Libbie Canter represents a wide variety of multinational companies on privacy, cyber security, and technology transaction issues, including helping clients with their most complex privacy challenges and the development of governance frameworks and processes to comply with global privacy laws. She routinely supports…

Libbie Canter represents a wide variety of multinational companies on privacy, cyber security, and technology transaction issues, including helping clients with their most complex privacy challenges and the development of governance frameworks and processes to comply with global privacy laws. She routinely supports clients on their efforts to launch new products and services involving emerging technologies, and she has assisted dozens of clients with their efforts to prepare for and comply with federal and state privacy laws, including the California Consumer Privacy Act and California Privacy Rights Act.

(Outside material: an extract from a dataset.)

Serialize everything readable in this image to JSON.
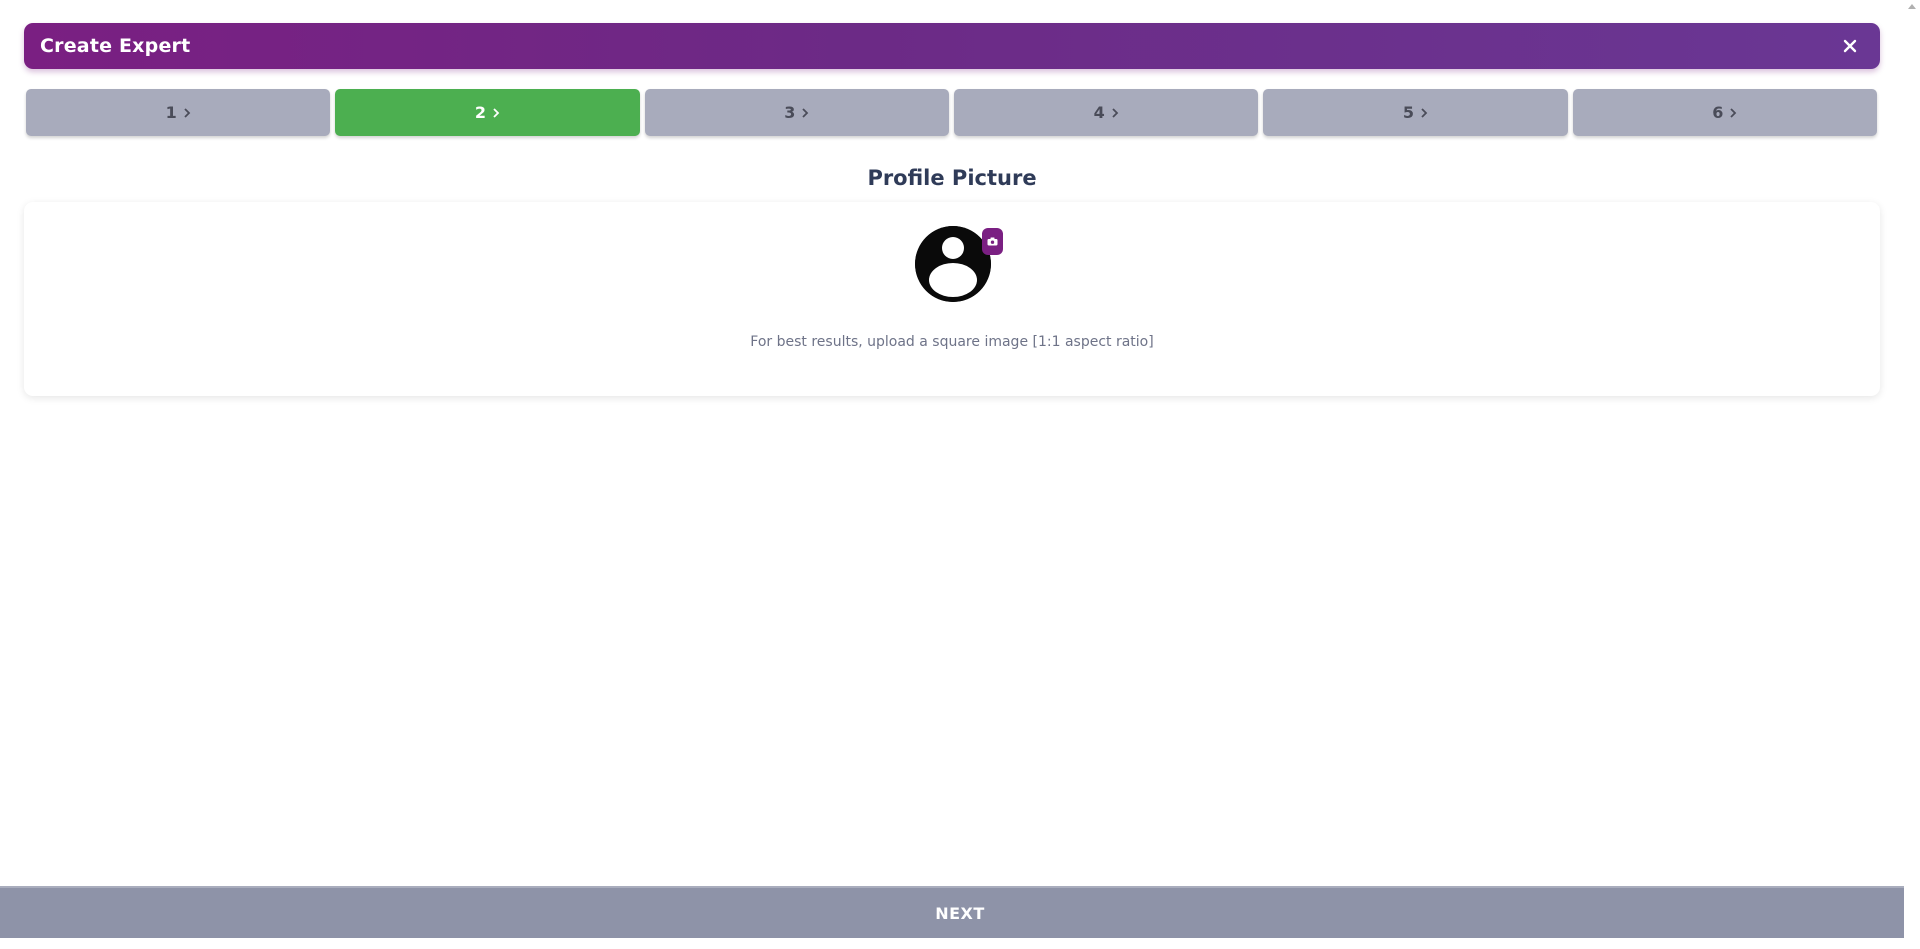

Libbie represents clients across industries, but she also has deep expertise in advising clients in highly-regulated sectors, including financial services and digital health companies. She counsels these companies — and their technology and advertising partners — on how to address legacy regulatory issues and the cutting edge issues that have emerged with industry innovations and data collaborations.

Photo of Rebecca Yergin Rebecca Yergin

Rebecca Yergin practice focuses on a broad range of privacy, data security, technology, and communications issues. In particular, Ms. Yergin counsels technology companies on federal and state privacy and data security laws and regulations, including in the healthcare space. She also assists clients…

Rebecca Yergin practice focuses on a broad range of privacy, data security, technology, and communications issues. In particular, Ms. Yergin counsels technology companies on federal and state privacy and data security laws and regulations, including in the healthcare space. She also assists clients in negotiating commercial transactions relating to content distribution, and she advises clients on Federal Communications Commission compliance issues. Ms. Yergin’s practice furthermore focuses on the regulatory ecosystem for the Internet of Things (“IoT”), including connected and automated vehicles.